…keeping albatrosses off the hookBirdLife seabird conservationists in Brazil have made a breakthrough with the protection of several species of imperiled albatross. Their efforts have shown that with simple measures around nine out of the ten albatrosses caught on longline fishing hooks three years ago can now be saved. According to figures collated by the Albatross Task Force (ATF) in Brazil, in 2007, approximately one albatross was being caught for every 1000 longline hooks set but - with the help of the specially-trained instructors funded by the BBC Wildlife Fund through its broadcast appeal - this figure can be reduced to just one bird for every 10,000 hooks.
The ATF is co-ordinated by BirdLife International and funded by the RSPB (BirdLife in the UK). Tatiana Neves, Director of Projeto Albatroz, the local organisation running the Brazilian ATF, said: "During winter Brazilian waters teem with albatrosses, including several species facing the threat of extinction. We recognize the importance of Brazilian waters for the birds and with the support of Brazilian fishermen we are showing the potential for reducing the slaughter by using the right techniques. So far we have proved it's possible to save nine of the ten albatrosses which were dying three years ago, but this success has only been on vessels where we have expert instructors. The next huge step is to strive for similar levels of success across the fishing fleet operating in Brazil, but based on the dedication of the Task Force and the vital assistance from BBC viewers we have made a great start."The Albatross Task Force is actively encouraging the use of simple, affordable measures within the commercial institutions of Brazilian tuna and swordfish fleet. Fisherman are being encouraged to fit and use these measures, such as bird-scaring lines and weighted hook lines, to their vessels to reduce albatross bycatch. By adding weights, the hooks rapidly sink out of the reach of foraging albatross whilst the bird-scaring line protects baited hooks for the short time they are at the water surface. This is an important combination of measures that the ATF recommends as best practice for these fisheries.

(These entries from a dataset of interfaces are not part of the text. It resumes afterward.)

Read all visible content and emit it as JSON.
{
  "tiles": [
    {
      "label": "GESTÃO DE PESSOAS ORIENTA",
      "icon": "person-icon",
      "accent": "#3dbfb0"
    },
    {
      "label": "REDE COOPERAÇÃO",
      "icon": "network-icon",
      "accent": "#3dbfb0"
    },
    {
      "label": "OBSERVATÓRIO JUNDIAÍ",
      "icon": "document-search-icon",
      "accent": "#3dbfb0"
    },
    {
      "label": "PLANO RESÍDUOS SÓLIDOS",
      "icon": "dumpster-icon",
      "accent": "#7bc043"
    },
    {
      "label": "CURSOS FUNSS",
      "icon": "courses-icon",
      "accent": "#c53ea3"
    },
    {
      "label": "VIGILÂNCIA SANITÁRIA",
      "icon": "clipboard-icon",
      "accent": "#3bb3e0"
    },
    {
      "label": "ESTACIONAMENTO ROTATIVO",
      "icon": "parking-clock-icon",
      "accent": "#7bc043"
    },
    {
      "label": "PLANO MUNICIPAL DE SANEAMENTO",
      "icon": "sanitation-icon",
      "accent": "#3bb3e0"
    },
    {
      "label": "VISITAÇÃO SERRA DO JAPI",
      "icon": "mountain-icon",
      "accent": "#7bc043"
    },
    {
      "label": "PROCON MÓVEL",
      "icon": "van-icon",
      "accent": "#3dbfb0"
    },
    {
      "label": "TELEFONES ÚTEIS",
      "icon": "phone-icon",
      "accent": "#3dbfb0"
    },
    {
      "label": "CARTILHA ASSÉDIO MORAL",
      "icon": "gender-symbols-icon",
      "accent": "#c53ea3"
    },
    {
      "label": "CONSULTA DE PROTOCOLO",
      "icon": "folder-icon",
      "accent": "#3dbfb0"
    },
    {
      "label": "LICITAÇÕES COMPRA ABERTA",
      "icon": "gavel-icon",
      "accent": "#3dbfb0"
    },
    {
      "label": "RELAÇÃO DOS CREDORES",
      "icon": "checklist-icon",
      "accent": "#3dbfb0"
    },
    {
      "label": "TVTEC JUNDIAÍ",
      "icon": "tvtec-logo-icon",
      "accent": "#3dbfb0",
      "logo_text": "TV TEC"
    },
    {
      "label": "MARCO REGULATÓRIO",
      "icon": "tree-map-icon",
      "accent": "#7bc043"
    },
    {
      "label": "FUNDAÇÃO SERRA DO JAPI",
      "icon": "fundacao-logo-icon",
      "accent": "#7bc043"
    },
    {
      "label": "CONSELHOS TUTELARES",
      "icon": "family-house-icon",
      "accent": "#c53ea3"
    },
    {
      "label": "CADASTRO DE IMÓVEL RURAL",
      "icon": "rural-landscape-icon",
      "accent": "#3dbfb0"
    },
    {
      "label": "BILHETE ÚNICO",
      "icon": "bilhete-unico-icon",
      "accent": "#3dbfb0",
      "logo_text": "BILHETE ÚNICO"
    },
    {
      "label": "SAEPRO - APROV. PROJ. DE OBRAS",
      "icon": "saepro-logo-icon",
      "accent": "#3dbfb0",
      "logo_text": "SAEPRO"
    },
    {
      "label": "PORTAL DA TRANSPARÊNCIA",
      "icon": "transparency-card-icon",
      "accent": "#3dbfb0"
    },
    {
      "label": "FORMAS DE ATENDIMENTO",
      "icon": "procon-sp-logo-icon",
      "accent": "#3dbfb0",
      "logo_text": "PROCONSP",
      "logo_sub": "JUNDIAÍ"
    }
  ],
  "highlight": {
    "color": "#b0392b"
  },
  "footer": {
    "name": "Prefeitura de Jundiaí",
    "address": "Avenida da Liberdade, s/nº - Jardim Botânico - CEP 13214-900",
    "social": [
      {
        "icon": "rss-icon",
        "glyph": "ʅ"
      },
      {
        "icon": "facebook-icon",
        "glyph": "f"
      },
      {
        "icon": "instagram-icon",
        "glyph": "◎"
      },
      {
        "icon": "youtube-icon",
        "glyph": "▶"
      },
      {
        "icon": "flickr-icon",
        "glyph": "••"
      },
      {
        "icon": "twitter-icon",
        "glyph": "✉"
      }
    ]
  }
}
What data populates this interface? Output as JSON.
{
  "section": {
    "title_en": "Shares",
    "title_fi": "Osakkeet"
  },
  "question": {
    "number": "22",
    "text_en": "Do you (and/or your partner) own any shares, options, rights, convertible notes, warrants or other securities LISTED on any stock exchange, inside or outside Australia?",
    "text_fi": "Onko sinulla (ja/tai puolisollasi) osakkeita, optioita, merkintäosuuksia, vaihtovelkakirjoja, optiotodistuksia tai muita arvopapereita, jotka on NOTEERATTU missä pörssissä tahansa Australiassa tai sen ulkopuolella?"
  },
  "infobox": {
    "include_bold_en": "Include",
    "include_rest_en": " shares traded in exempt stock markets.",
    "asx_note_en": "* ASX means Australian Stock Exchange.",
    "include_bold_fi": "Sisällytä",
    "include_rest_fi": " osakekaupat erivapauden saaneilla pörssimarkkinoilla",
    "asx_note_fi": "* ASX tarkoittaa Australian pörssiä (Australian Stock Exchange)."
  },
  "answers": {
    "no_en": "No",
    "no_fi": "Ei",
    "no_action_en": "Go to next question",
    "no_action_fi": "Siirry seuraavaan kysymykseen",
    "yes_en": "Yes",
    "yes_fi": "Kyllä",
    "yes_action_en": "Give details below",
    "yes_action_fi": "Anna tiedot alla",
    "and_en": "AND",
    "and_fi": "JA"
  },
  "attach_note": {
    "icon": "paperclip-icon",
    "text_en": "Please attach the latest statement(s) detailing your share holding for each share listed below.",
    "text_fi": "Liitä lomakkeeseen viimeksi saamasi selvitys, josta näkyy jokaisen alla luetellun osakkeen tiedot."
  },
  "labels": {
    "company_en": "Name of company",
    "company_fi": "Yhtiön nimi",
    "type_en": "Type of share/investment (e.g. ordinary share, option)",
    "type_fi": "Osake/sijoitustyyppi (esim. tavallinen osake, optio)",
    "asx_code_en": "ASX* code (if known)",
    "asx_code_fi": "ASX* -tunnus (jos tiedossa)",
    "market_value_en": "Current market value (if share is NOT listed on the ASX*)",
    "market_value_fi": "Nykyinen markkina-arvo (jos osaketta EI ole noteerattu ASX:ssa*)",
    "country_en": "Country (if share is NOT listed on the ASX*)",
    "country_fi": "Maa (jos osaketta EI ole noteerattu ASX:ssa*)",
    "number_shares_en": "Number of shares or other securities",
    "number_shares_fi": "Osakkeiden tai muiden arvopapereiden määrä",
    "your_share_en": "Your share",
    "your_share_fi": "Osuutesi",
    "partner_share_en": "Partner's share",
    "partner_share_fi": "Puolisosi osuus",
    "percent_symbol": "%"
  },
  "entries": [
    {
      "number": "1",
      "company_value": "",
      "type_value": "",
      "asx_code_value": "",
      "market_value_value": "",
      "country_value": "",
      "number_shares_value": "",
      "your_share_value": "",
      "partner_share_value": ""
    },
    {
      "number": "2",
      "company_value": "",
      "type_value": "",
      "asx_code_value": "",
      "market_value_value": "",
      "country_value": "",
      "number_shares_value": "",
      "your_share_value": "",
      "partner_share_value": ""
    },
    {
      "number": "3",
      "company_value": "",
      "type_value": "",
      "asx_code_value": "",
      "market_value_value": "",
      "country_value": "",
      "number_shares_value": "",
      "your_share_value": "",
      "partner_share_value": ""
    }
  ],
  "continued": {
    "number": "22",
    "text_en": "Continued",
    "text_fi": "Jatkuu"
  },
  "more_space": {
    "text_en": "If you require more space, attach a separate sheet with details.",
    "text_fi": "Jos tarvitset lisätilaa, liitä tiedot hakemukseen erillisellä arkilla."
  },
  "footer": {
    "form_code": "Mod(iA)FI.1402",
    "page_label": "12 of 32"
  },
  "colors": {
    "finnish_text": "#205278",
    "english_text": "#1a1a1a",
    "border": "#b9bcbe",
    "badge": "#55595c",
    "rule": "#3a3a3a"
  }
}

The BBC Wildlife Fund is helping to save threatened species and wild places around the world and since 2007 it has given £57,205 in grants to the ATF in Brazil. These funds are being used directly to employ two 'instructors' who are: identifying ports and vessels where they should focus their efforts; carrying out technical assessment of fishing gear; and assessing seabird bycatch and the positive impact of the new technology.Amy Coyte, Director of the BBC Wildlife Fund, said: "Never has the need to help save species and restore wild places been more urgent. Working with charities taking positive action across the globe we hope to make a real difference for wildlife. I hope everyone will join in and support our appeal, and celebrate the wonder of our natural world through its conservation - whether it's restoring humble habitats for dormice or saving majestic species such as albatrosses."
One of the highlights of the BBC Wildlife Fund appeal is a live fundraising extravaganza 'Wild Night In' on Sunday 20 June. All of the money donated by the public will be used to support wildlife conservation. Money raised will be distributed via grants to UK registered charities involved in conservation work around the world and also on our doorstep.
Wildlife enthusiasts of all ages can take part in the appeal and celebrate the diversity of life on Earth. A special fundraising pack, full of ideas of how to go 'Wild for Money' at school, work or home, is available from the BBC Wildlife Fund's website: http://www.bbc.co.uk/wild/
4th July 2014